One possible call-up could be for the young French striker Gilles Sunu , who fulfilled the role of lone front-runner for the club's Youth Cup winners last season.

Big, muscular and pacey, he has fans among the club's youth team coaches, but the step-up to the first team is perhaps too big right now. Beyond that, there is plenty of promise but little in the way of match-ready players.

Perhaps then the answer lies not so much in changing the man but changing the system to suit the man. Arsenal are a team built to bring out the best in their attacking flair, yet tweaking their system does not necessarily destroy what they have thus far built this season.

One real possibility for Wenger to consider is the idea of utilising a striker, not so much as an attacking spearhead, but in a position widely termed “the false nine.” This is a position where the centre forward tends to drops deep from their traditional position and therefore becomes harder to mark.

This system was successfully utilised recently by Barcelona last season who played Lionel Messi in such a role, but also Roma under Luciano Spalletti who had Francesco Totti playing as the forward dropping.

It is a system which has it's weaknesses-not least the lack of safe option up front for a defence to clear too when under pressure-but in the circumstances it could well be Arsenal's best option.

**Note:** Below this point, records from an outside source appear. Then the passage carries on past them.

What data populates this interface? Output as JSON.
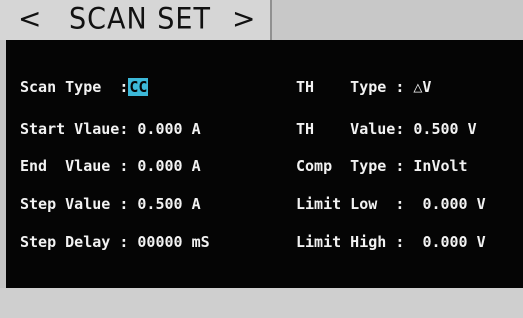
{
  "header": {
    "prev_symbol": "<",
    "title": "SCAN SET",
    "next_symbol": ">"
  },
  "left_rows": [
    {
      "label": "Scan Type  :",
      "value": "CC",
      "highlighted": true
    },
    {
      "label": "Start Vlaue: ",
      "value": "0.000 A",
      "highlighted": false
    },
    {
      "label": "End  Vlaue : ",
      "value": "0.000 A",
      "highlighted": false
    },
    {
      "label": "Step Value : ",
      "value": "0.500 A",
      "highlighted": false
    },
    {
      "label": "Step Delay : ",
      "value": "00000 mS",
      "highlighted": false
    }
  ],
  "right_rows": [
    {
      "label": "TH    Type : ",
      "value": "△V"
    },
    {
      "label": "TH    Value: ",
      "value": "0.500 V"
    },
    {
      "label": "Comp  Type : ",
      "value": "InVolt"
    },
    {
      "label": "Limit Low  :  ",
      "value": "0.000 V"
    },
    {
      "label": "Limit High :  ",
      "value": "0.000 V"
    }
  ],
  "colors": {
    "panel_background": "#050505",
    "text": "#f2f2f2",
    "highlight": "#3cb8d8",
    "header_background": "#d6d6d6"
  }
}
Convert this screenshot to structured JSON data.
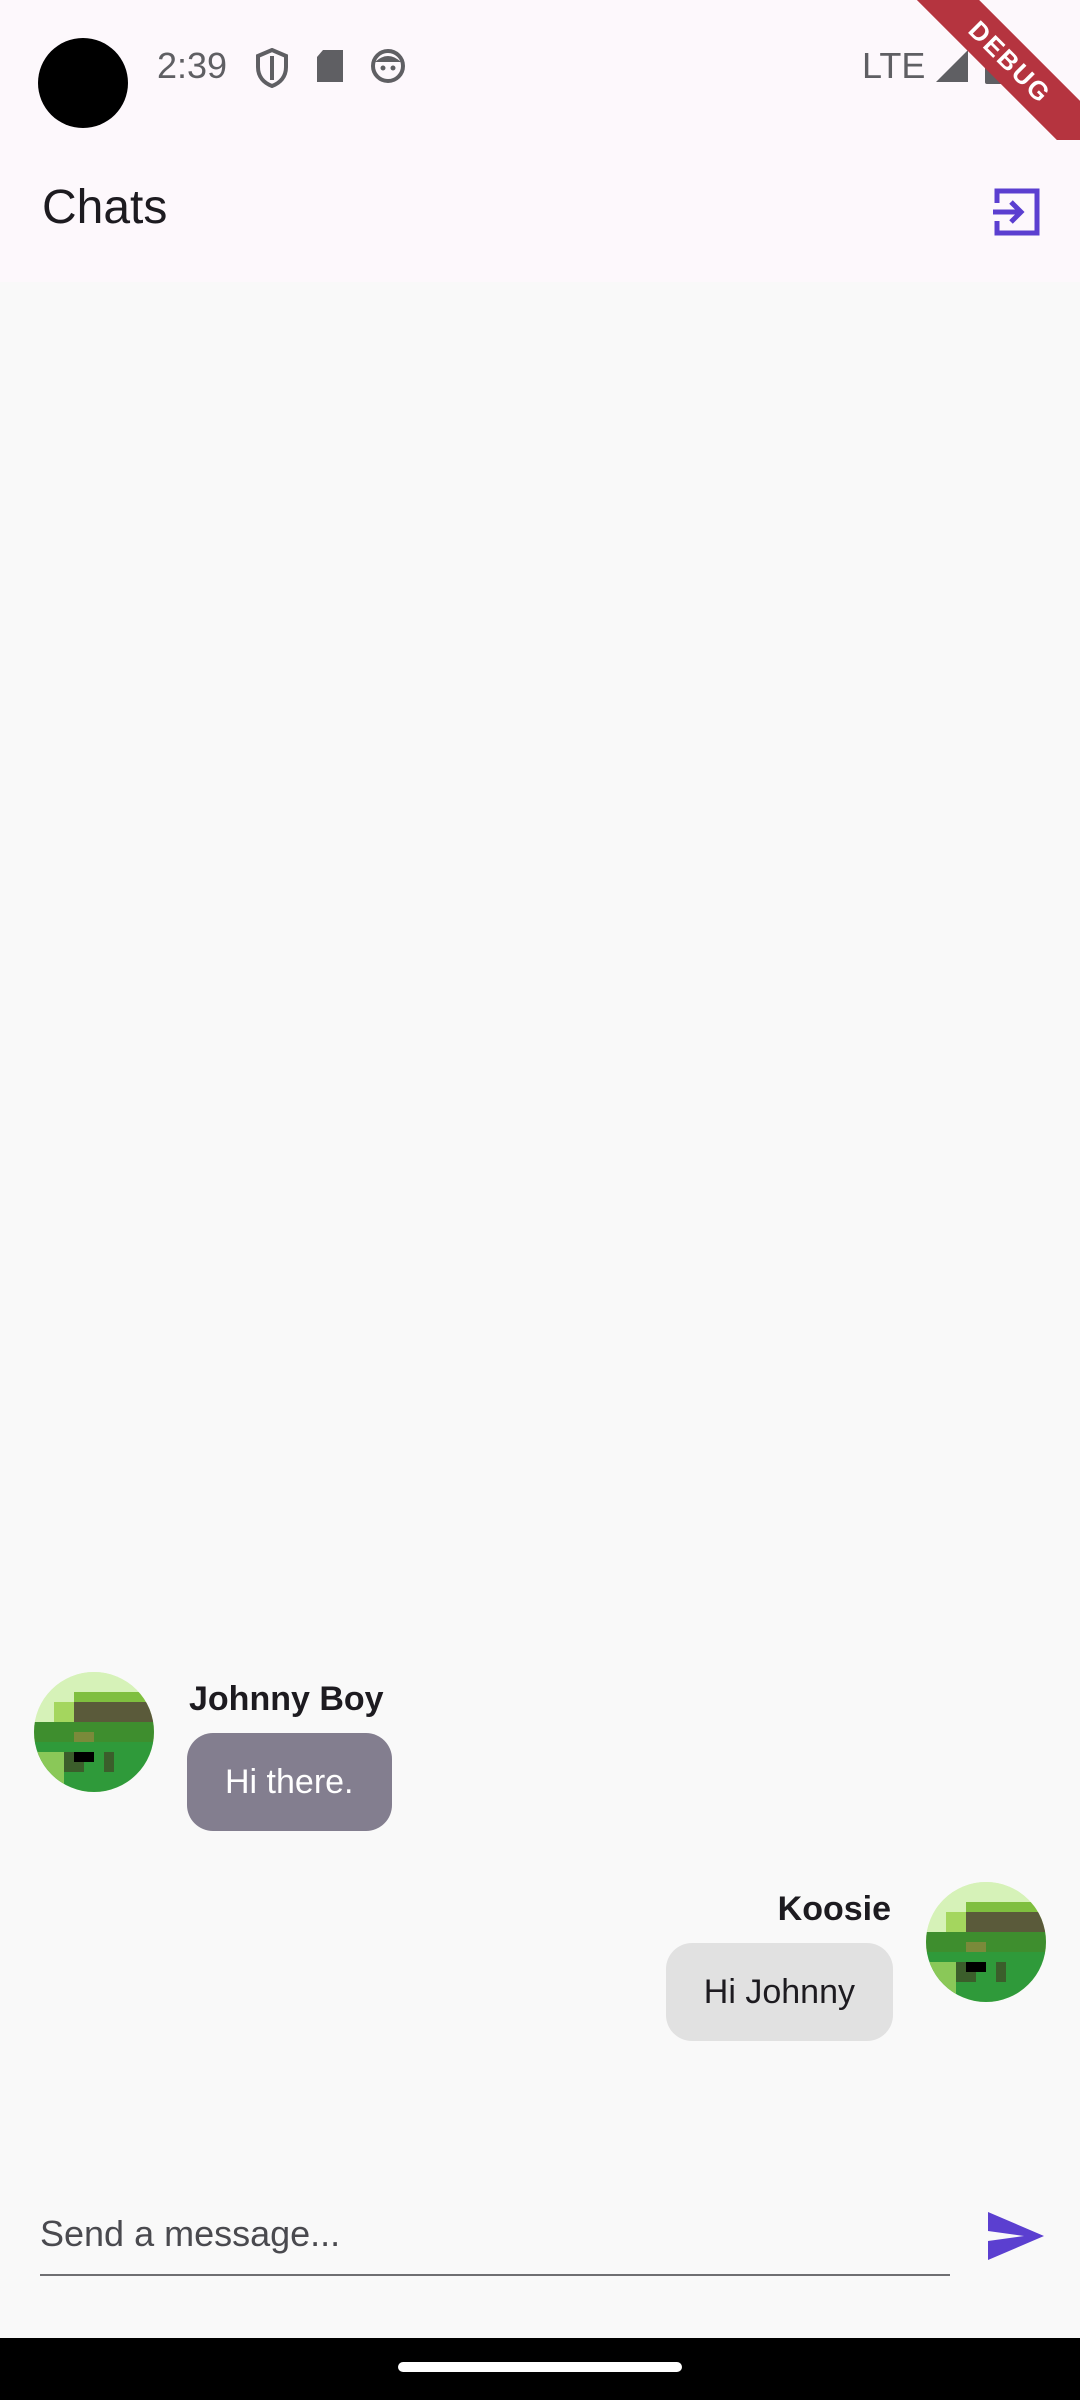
{
  "status_bar": {
    "time": "2:39",
    "network": "LTE",
    "icons": [
      "shield-icon",
      "sd-card-icon",
      "face-icon",
      "signal-icon",
      "battery-icon"
    ]
  },
  "debug_banner": "DEBUG",
  "app_bar": {
    "title": "Chats",
    "action_icon": "logout-icon"
  },
  "messages": [
    {
      "sender": "Johnny Boy",
      "text": "Hi there.",
      "side": "left"
    },
    {
      "sender": "Koosie",
      "text": "Hi Johnny",
      "side": "right"
    }
  ],
  "composer": {
    "placeholder": "Send a message...",
    "value": "",
    "send_icon": "send-icon"
  },
  "colors": {
    "accent": "#5b3fd0",
    "bubble_other": "#837e8f",
    "bubble_self": "#e1e1e1"
  }
}
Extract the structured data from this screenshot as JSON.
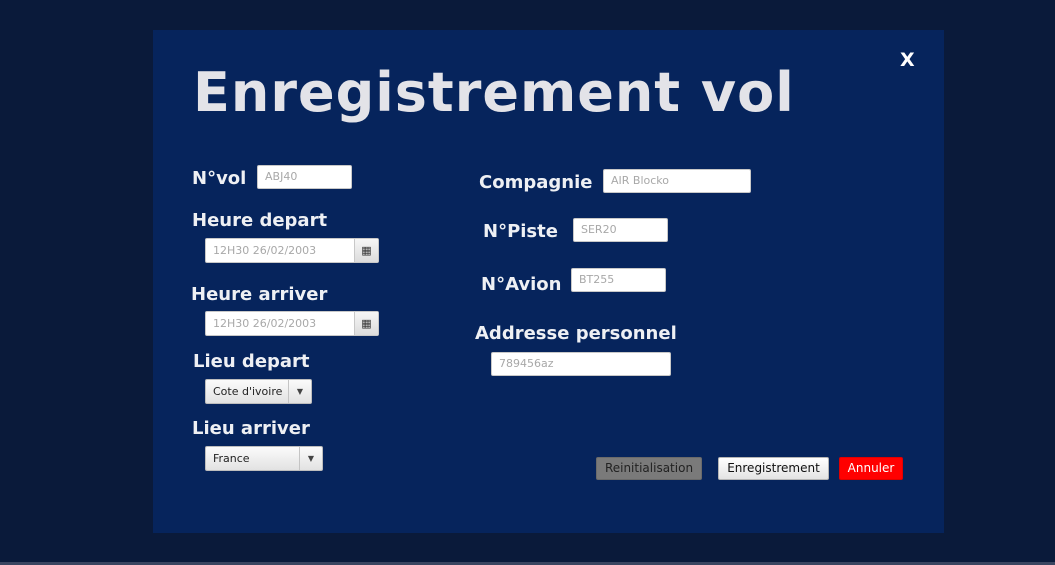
{
  "dialog": {
    "title": "Enregistrement vol",
    "close_label": "X"
  },
  "form": {
    "nvol": {
      "label": "N°vol",
      "value": "ABJ40"
    },
    "heure_depart": {
      "label": "Heure depart",
      "value": "12H30 26/02/2003",
      "icon": "calendar-icon"
    },
    "heure_arriver": {
      "label": "Heure arriver",
      "value": "12H30 26/02/2003",
      "icon": "calendar-icon"
    },
    "lieu_depart": {
      "label": "Lieu depart",
      "value": "Cote d'ivoire"
    },
    "lieu_arriver": {
      "label": "Lieu arriver",
      "value": "France"
    },
    "compagnie": {
      "label": "Compagnie",
      "value": "AIR Blocko"
    },
    "npiste": {
      "label": "N°Piste",
      "value": "SER20"
    },
    "navion": {
      "label": "N°Avion",
      "value": "BT255"
    },
    "adresse": {
      "label": "Addresse personnel",
      "value": "789456az"
    }
  },
  "buttons": {
    "reset": "Reinitialisation",
    "save": "Enregistrement",
    "cancel": "Annuler"
  },
  "colors": {
    "background": "#0a1a3a",
    "dialog": "#06245c",
    "cancel": "#ff0000",
    "reset": "#7a7a7a"
  }
}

When you consider that in the likes of Andrei Arshavin, Abou Diaby, Theo Walcott, Samir Nasri, Tomas Rosicky, plus the aforementioned Eduardo and Vela, finding players creative and adept enough to perform the role adequately will not be an issue, it is a real option to consider. Perhaps then Andrei Arshavin , who performs the role of deep-lying forward behind a front-man with such typical brilliance for Russia, would be a real option to consider.

But whatever the answer may be for Arsenal, their striking problems will certainly require some thinking from their esteemed manager and could be central to their hopes for the season.